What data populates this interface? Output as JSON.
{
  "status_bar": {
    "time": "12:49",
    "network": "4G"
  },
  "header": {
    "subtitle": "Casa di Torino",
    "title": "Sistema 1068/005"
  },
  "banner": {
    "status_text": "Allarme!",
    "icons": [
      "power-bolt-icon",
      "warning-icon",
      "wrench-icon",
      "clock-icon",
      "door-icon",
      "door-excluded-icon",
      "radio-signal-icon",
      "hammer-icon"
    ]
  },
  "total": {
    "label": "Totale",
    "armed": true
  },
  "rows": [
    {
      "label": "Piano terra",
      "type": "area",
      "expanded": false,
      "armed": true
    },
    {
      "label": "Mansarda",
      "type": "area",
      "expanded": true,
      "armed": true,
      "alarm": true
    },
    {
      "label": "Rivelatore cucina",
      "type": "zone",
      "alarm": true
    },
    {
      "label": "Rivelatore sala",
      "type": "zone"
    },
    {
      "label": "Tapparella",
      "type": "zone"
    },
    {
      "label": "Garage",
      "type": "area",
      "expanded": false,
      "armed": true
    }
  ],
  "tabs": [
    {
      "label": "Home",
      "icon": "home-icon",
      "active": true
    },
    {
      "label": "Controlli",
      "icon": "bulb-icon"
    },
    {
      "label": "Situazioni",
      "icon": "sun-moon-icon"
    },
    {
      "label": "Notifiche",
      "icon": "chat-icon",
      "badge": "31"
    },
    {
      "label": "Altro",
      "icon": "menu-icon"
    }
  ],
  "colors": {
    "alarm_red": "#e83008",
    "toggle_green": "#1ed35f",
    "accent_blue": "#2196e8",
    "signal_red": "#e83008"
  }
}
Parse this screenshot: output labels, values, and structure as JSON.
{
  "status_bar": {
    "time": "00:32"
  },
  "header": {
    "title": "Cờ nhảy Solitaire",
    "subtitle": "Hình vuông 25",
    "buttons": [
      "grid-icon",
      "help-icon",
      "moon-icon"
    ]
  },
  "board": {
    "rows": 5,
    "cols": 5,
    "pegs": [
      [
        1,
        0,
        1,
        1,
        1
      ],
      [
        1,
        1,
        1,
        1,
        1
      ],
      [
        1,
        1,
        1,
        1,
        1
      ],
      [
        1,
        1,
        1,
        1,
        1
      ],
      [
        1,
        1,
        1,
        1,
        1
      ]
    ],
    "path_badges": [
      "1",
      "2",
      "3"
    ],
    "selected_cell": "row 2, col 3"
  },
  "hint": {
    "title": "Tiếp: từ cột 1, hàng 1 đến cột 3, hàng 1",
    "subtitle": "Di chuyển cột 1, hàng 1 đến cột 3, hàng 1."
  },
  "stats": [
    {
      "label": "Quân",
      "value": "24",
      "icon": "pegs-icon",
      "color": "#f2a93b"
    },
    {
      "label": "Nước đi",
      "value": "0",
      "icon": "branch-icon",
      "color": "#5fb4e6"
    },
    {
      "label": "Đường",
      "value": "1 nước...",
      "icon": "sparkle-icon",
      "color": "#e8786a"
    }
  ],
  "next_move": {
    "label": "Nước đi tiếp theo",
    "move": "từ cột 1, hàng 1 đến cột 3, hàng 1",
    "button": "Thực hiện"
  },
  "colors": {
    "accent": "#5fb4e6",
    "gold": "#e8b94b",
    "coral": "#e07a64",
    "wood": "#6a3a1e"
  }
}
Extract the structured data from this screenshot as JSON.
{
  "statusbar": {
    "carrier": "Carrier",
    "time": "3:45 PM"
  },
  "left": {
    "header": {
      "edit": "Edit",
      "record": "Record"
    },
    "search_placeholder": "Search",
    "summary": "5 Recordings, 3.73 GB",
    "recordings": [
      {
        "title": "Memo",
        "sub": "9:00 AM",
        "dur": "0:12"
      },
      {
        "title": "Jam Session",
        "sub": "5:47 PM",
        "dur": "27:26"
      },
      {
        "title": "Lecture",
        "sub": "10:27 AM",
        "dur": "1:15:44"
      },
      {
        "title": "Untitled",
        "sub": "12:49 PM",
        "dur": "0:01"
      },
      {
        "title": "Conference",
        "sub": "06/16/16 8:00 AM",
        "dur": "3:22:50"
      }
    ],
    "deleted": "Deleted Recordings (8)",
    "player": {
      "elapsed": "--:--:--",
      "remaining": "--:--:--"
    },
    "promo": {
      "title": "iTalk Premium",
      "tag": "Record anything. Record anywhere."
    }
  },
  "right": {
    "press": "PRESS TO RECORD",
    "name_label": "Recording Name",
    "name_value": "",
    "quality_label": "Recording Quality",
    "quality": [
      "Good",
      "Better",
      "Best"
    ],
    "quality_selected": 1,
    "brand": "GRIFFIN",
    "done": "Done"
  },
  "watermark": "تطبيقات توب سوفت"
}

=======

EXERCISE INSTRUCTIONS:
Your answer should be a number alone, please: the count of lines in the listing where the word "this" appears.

WRITTEN ANSWER:
3